The Rotary Hammer
Big Rotary Hammers can be classified as either Spline-Drive or SDS-Max, depending on what they accept.
The main feature of this hammer is its versatility, since it could be used to destroy concrete with two means:
The Demolition Hammer
Demolition hammers are easy to use for practiced hands since they only require sheer strength and smart placing of the hammer blows. Demolition Hammers have similarities with Rotary Hammers-the difference being that Rotary Hammers can bore holes as well.
Demolition hammers make up for their lack of versatility with their overall power, since the power of its blows are 35% more than that of rotary hammers due to using simpler mechanisms. Even if the demolition hammer has a lower rate of blows than the rotary hammer, its strength will make up for it, and it may actually be a faster and more effective means of demolishing buildings.

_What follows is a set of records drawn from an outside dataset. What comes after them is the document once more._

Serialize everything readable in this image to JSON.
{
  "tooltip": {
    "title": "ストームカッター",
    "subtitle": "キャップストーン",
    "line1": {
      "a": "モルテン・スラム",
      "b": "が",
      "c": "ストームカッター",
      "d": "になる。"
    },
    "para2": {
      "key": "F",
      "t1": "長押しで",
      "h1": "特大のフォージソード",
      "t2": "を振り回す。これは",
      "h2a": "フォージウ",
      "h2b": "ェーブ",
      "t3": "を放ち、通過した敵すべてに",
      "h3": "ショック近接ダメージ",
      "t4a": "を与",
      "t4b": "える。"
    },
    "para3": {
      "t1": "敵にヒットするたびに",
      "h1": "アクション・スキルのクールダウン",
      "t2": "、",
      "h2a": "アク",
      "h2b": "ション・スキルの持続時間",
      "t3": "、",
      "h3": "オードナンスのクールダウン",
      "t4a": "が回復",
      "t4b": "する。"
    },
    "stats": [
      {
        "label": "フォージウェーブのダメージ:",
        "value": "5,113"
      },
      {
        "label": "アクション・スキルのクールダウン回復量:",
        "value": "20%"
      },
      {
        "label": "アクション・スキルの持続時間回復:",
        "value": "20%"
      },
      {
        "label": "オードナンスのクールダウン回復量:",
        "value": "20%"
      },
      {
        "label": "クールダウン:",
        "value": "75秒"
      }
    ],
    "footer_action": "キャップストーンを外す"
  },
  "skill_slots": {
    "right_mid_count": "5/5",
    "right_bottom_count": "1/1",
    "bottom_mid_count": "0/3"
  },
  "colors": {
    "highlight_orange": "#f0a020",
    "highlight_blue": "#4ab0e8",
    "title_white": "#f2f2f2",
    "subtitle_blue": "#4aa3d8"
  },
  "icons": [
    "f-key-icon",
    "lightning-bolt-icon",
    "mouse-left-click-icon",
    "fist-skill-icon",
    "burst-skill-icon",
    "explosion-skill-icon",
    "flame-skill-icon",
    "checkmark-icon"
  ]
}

Chipping hammers are primarily used to break overhead surfaces. Chipping hammers are very light, and offer considerable control, allowing their users to chip away only the specific areas of the surface they are targeting.
Chipping hammers can be powered electrically, hydraulically, or pneumatically, and can weigh between 5 and 30 pounds. They deliver 900 to 3000 rapid chipping actions in a minute. It's advisable to pick out the heavier once, since its effectiveness can be measured by its weight, with heavier ones having more power.
Expansive Demolition Agents
Technically these agents cannot be considered heavy machinery, but I included them in this list due to the pivotal role they play in the demolition process. Primarily composed of cementious powder, expansive demolition agents are mixed inside a bucket with the use of a mixer attached to a drill. This mixture is then poured over holes drilled in the concrete. As the mixture hardens, it also expands, producing cracks on the concrete between them. The cracks are initially as thin as hair, running towards each other, expanding rapidly until the concrete breaks into pieces. The force of expansion can be stronger than 12,000 psi.
When utilized properly, this becomes one of the most effective ways of destroying a building, because it only requires minimum effort and the steps are as simple as this: drill the holes, mix and pour the chemical over it, and after it had done its work, clean up the debris (which won't be that much).